From the author interview in FLOOD!, 3rd edition. Interview by Chris Lanier, originally published in The Comics Journal.
The site will generate a custom, numbered PDF for home printing, and offers different page formats and print options. I recommend the A4, single page printing method, which requires a bit of cutting and folding, but produces little books about the size of the playing cards that inspired the whole thing:
I posted this on the Team Weird Comics tumblr some days ago, but I thought I’d bring it home, so to speak. The Team doesn’t just moan on Twitter about how bad mainstream comics are, we also do it in private email correspondence. Eventually, a voice of some constructive spirit suggested that we actually try and do it better ourselves. And, as some incentive to actually get it done, we should do it as a joint project, each interpreting a spread (or consecutive page pair) from some really shitty superhero comic. Say, Daredevil #275.
And so it was agreed. I hung a sheet of paper on my studio wall and threw some paint and scrap paper on it when I felt frustrated or annoyed with the other unpaid work I do. A couple of moths later, here we are. To be honest, I have no idea how the others (Derik, Warren Craghead, Simon Moreton, and Oliver East) have fared with their pieces, but I’ll link to them here when I find out. They’ll likely be better (but less hateful) than mine. In the meantime, feast your eyes on the sorry piece of shizzle I had to work from:
There I was, pacing a comics class through a modified 24-hour comics exercise (going for 16 pages to allow for other classes during the time frame), and as usual the students didn’t need my help in any way. To keep myself busy, and to prove my point that anything works as inspiration, I started this comic using elements from playing cards. Look, I didn’t say it was my brightest idea, did I?
The above is a beta version, or a proof of (ill) concept. I thought I might colour in some flats, in tune with the original cards, but now that I set the thing up I think it may need another polishing before going into colours. Anyway, it’s only number one in a series, so I have plenty of chance for improvement. Ahem.
The main interest for me of the comic strip is the infinite possible links between text and image : a system of representation continually confronting , in a kind of alchemy, text and picture. [...] I try to find new reading perspectives. I dismantle a given material to make something else of it.

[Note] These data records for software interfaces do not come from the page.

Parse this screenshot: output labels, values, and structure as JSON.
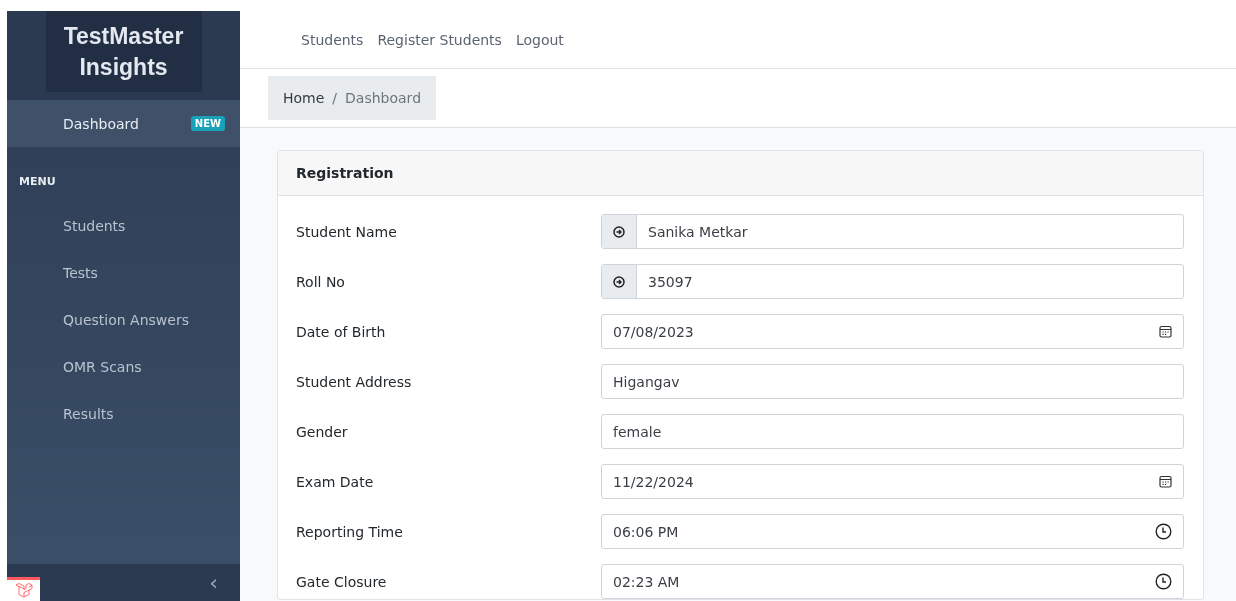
{
  "sidebar": {
    "brand": "TestMaster Insights",
    "items": [
      {
        "label": "Dashboard",
        "selected": true,
        "badge": "NEW"
      }
    ],
    "section_title": "MENU",
    "menu": [
      {
        "label": "Students",
        "selected": false
      },
      {
        "label": "Tests",
        "selected": false
      },
      {
        "label": "Question Answers",
        "selected": false
      },
      {
        "label": "OMR Scans",
        "selected": false
      },
      {
        "label": "Results",
        "selected": false
      }
    ],
    "toggle": "‹"
  },
  "top_nav": [
    "Students",
    "Register Students",
    "Logout"
  ],
  "breadcrumb": [
    "Home",
    "Dashboard"
  ],
  "breadcrumb_separator": "/",
  "card": {
    "title": "Registration",
    "fields": [
      {
        "label": "Student Name",
        "kind": "addon",
        "value": "Sanika Metkar"
      },
      {
        "label": "Roll No",
        "kind": "addon",
        "value": "35097"
      },
      {
        "label": "Date of Birth",
        "kind": "date",
        "value": "07/08/2023"
      },
      {
        "label": "Student Address",
        "kind": "text",
        "value": "Higangav"
      },
      {
        "label": "Gender",
        "kind": "text",
        "value": "female"
      },
      {
        "label": "Exam Date",
        "kind": "date",
        "value": "11/22/2024"
      },
      {
        "label": "Reporting Time",
        "kind": "time",
        "value": "06:06 PM"
      },
      {
        "label": "Gate Closure",
        "kind": "time",
        "value": "02:23 AM"
      }
    ]
  }
}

I landed in Leeds a bit before noon today, where I’ll be part of the Thought Bubble comics festival 2012. I’m sharing a table with Oliver East, with whom I did a remix book that will premiere this Saturday — we decided to call it East-Haverholm, more about it when I’m home and have some kind of idea how many I can put up for sale.
I’m very excited to be here, so excited in fact that I got up at 3am this morning, after 5hrs of sleep, to catch my flight. I spent the afternoon walking around the city in a daze of insomnia, trying to keep myself awake long enough that I could beat my sleep pattern back in place.
That may have worked, but in my mind I started taking notes about the British Experience that stood out for me. Kind of like, I don’t know, Xmas ornaments to a heroin addict. I would like to state again, for the record, that I was only influenced by sleep deprivation and caffeine. Ahem.
So here it is, my seven-points list of Notes About Britain so far, filtered through a lack of sleep:
Oh yes, one thing: I’ve been improvising these first installments to test what I can do with the form, but starting tomorrow I’ll be using the word prompts I asked for you guys’ input on some time ago. Consider this the end of the intro, or overture…
As you have probably noticed, I’m trying to work grafitti/street tags into both layouts and contents. That and city spaces, but let’s stay with the grafitti for a second. It is a form that is completely foreign to me; I was never a tagger, or part of the whole hip hop/street culture. Since I started teaching comics, however, I’ve had one or two students in each class who almost manically filled sketchbook after sketchbook with elaborate signatures and aliases.
I’ve come to appreciate the form and penmanship required to do these pieces, that sometimes remind me of Quranic calligraphy (which, because of language barriers, I don’t understand either, and therefore am equally fascinated by). The funny thing is, some of these students find it very hard to separate the form from the literal meaning of the words. They simply cannot translate those letters into other forms that don’t carry verbal meaning. I have still to find some way to handle this in my teaching, but now I’m trying to practice what I preach.
These early, awkward attempts to ape “street” calligraphy are mostly done from photo references that I have collected the last couple of years (among those a very thorough documentation of a Finnish bar toilet that was covered from floor to, and including, ceiling in layer upon layer of tags) so if anybody recognises their handiwork on these pages, remember what they say about plagiarism and flattery… Besides, I’m still learning.
Another thing: I’ve always hated when somebody tries to mimick a culture they don’t understand or belong to, usually getting the whole thing ass-backwards. Lego pillaging Maori culture to make their Bionicle line, springs to mind; or Lichtenstein’s comics swipes. But here I am, doing the same. Maybe it’s a midlife crisis. Apologies in advance!